> [Exercise goal]: With all images left out, restate the records below exactly as written.

━━━━━━━━

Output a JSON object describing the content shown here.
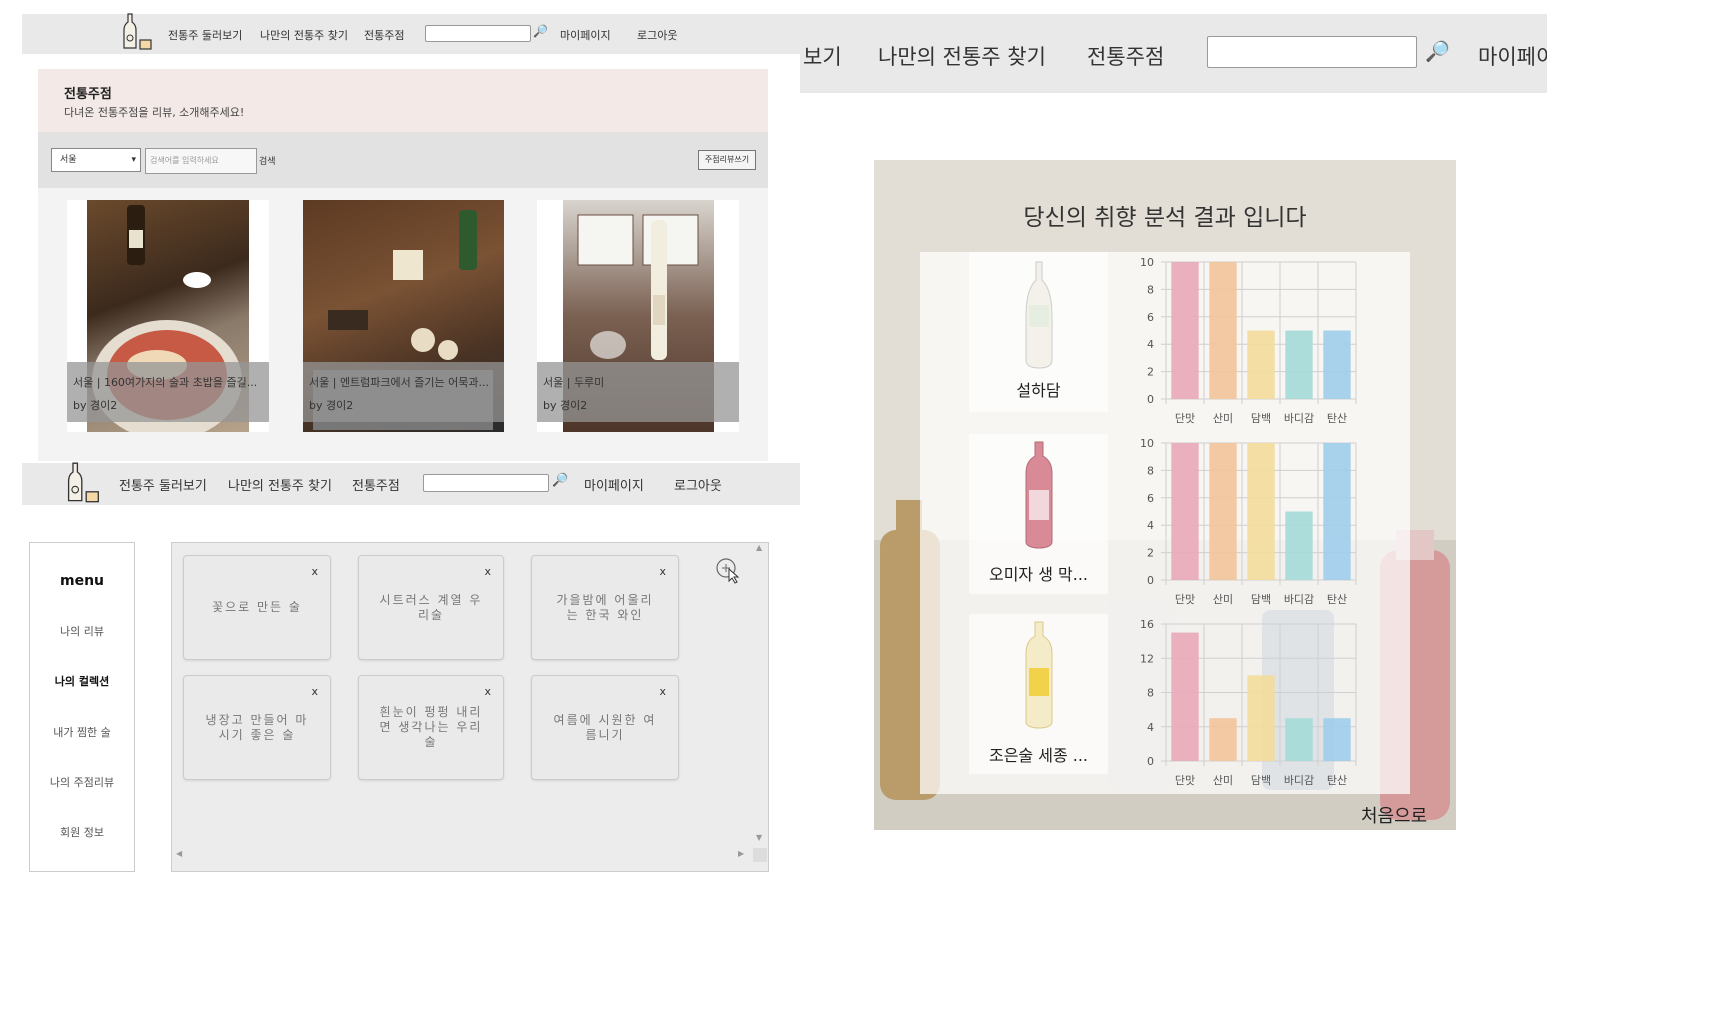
{
  "top_nav": {
    "items": [
      "전통주 둘러보기",
      "나만의 전통주 찾기",
      "전통주점"
    ],
    "mypage": "마이페이지",
    "logout": "로그아웃"
  },
  "pub_page": {
    "title": "전통주점",
    "subtitle": "다녀온 전통주점을 리뷰, 소개해주세요!",
    "region": "서울",
    "search_placeholder": "검색어를 입력하세요",
    "search_btn": "검색",
    "write_btn": "주점리뷰쓰기",
    "cards": [
      {
        "title": "서울 | 160여가지의 술과 초밥을 즐길...",
        "author": "by 경이2"
      },
      {
        "title": "서울 | 엔트럼파크에서 즐기는 어묵과...",
        "author": "by 경이2"
      },
      {
        "title": "서울 | 두루미",
        "author": "by 경이2"
      }
    ]
  },
  "collection_page": {
    "menu_title": "menu",
    "menu_items": [
      "나의 리뷰",
      "나의 컬렉션",
      "내가 찜한 술",
      "나의 주점리뷰",
      "회원 정보"
    ],
    "active_menu": "나의 컬렉션",
    "collections": [
      "꽃으로 만든 술",
      "시트러스 계열 우리술",
      "가을밤에 어울리는 한국 와인",
      "냉장고 만들어 마시기 좋은 술",
      "흰눈이 펑펑 내리면 생각나는 우리술",
      "여름에 시원한 여름니기"
    ],
    "close": "x"
  },
  "result_nav": {
    "items": [
      "보기",
      "나만의 전통주 찾기",
      "전통주점"
    ],
    "mypage": "마이페이"
  },
  "result_page": {
    "title": "당신의 취향 분석 결과 입니다",
    "back": "처음으로",
    "drinks": [
      "설하담",
      "오미자 생 막...",
      "조은술 세종 ..."
    ]
  },
  "chart_data": [
    {
      "type": "bar",
      "categories": [
        "단맛",
        "산미",
        "담백",
        "바디감",
        "탄산"
      ],
      "values": [
        10,
        10,
        5,
        5,
        5
      ],
      "ylim": [
        0,
        10
      ],
      "yticks": [
        0,
        2,
        4,
        6,
        8,
        10
      ],
      "colors": [
        "#e9a8b8",
        "#f2c49a",
        "#f3dc9a",
        "#a4dad8",
        "#9fcdeb"
      ],
      "grid": true
    },
    {
      "type": "bar",
      "categories": [
        "단맛",
        "산미",
        "담백",
        "바디감",
        "탄산"
      ],
      "values": [
        10,
        10,
        10,
        5,
        10
      ],
      "ylim": [
        0,
        10
      ],
      "yticks": [
        0,
        2,
        4,
        6,
        8,
        10
      ],
      "colors": [
        "#e9a8b8",
        "#f2c49a",
        "#f3dc9a",
        "#a4dad8",
        "#9fcdeb"
      ],
      "grid": true
    },
    {
      "type": "bar",
      "categories": [
        "단맛",
        "산미",
        "담백",
        "바디감",
        "탄산"
      ],
      "values": [
        15,
        5,
        10,
        5,
        5
      ],
      "ylim": [
        0,
        16
      ],
      "yticks": [
        0,
        4,
        8,
        12,
        16
      ],
      "colors": [
        "#e9a8b8",
        "#f2c49a",
        "#f3dc9a",
        "#a4dad8",
        "#9fcdeb"
      ],
      "grid": true
    }
  ]
}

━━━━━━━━

> [Response below]:
Output a JSON object describing the content shown here.
{
  "top_nav": {
    "items": [
      "전통주 둘러보기",
      "나만의 전통주 찾기",
      "전통주점"
    ],
    "mypage": "마이페이지",
    "logout": "로그아웃"
  },
  "pub_page": {
    "title": "전통주점",
    "subtitle": "다녀온 전통주점을 리뷰, 소개해주세요!",
    "region": "서울",
    "search_placeholder": "검색어를 입력하세요",
    "search_btn": "검색",
    "write_btn": "주점리뷰쓰기",
    "cards": [
      {
        "title": "서울 | 160여가지의 술과 초밥을 즐길...",
        "author": "by 경이2"
      },
      {
        "title": "서울 | 엔트럼파크에서 즐기는 어묵과...",
        "author": "by 경이2"
      },
      {
        "title": "서울 | 두루미",
        "author": "by 경이2"
      }
    ]
  },
  "collection_page": {
    "menu_title": "menu",
    "menu_items": [
      "나의 리뷰",
      "나의 컬렉션",
      "내가 찜한 술",
      "나의 주점리뷰",
      "회원 정보"
    ],
    "active_menu": "나의 컬렉션",
    "collections": [
      "꽃으로 만든 술",
      "시트러스 계열 우리술",
      "가을밤에 어울리는 한국 와인",
      "냉장고 만들어 마시기 좋은 술",
      "흰눈이 펑펑 내리면 생각나는 우리술",
      "여름에 시원한 여름니기"
    ],
    "close": "x"
  },
  "result_nav": {
    "items": [
      "보기",
      "나만의 전통주 찾기",
      "전통주점"
    ],
    "mypage": "마이페이"
  },
  "result_page": {
    "title": "당신의 취향 분석 결과 입니다",
    "back": "처음으로",
    "drinks": [
      "설하담",
      "오미자 생 막...",
      "조은술 세종 ..."
    ]
  },
  "chart_data": [
    {
      "type": "bar",
      "categories": [
        "단맛",
        "산미",
        "담백",
        "바디감",
        "탄산"
      ],
      "values": [
        10,
        10,
        5,
        5,
        5
      ],
      "ylim": [
        0,
        10
      ],
      "yticks": [
        0,
        2,
        4,
        6,
        8,
        10
      ],
      "colors": [
        "#e9a8b8",
        "#f2c49a",
        "#f3dc9a",
        "#a4dad8",
        "#9fcdeb"
      ],
      "grid": true
    },
    {
      "type": "bar",
      "categories": [
        "단맛",
        "산미",
        "담백",
        "바디감",
        "탄산"
      ],
      "values": [
        10,
        10,
        10,
        5,
        10
      ],
      "ylim": [
        0,
        10
      ],
      "yticks": [
        0,
        2,
        4,
        6,
        8,
        10
      ],
      "colors": [
        "#e9a8b8",
        "#f2c49a",
        "#f3dc9a",
        "#a4dad8",
        "#9fcdeb"
      ],
      "grid": true
    },
    {
      "type": "bar",
      "categories": [
        "단맛",
        "산미",
        "담백",
        "바디감",
        "탄산"
      ],
      "values": [
        15,
        5,
        10,
        5,
        5
      ],
      "ylim": [
        0,
        16
      ],
      "yticks": [
        0,
        4,
        8,
        12,
        16
      ],
      "colors": [
        "#e9a8b8",
        "#f2c49a",
        "#f3dc9a",
        "#a4dad8",
        "#9fcdeb"
      ],
      "grid": true
    }
  ]
}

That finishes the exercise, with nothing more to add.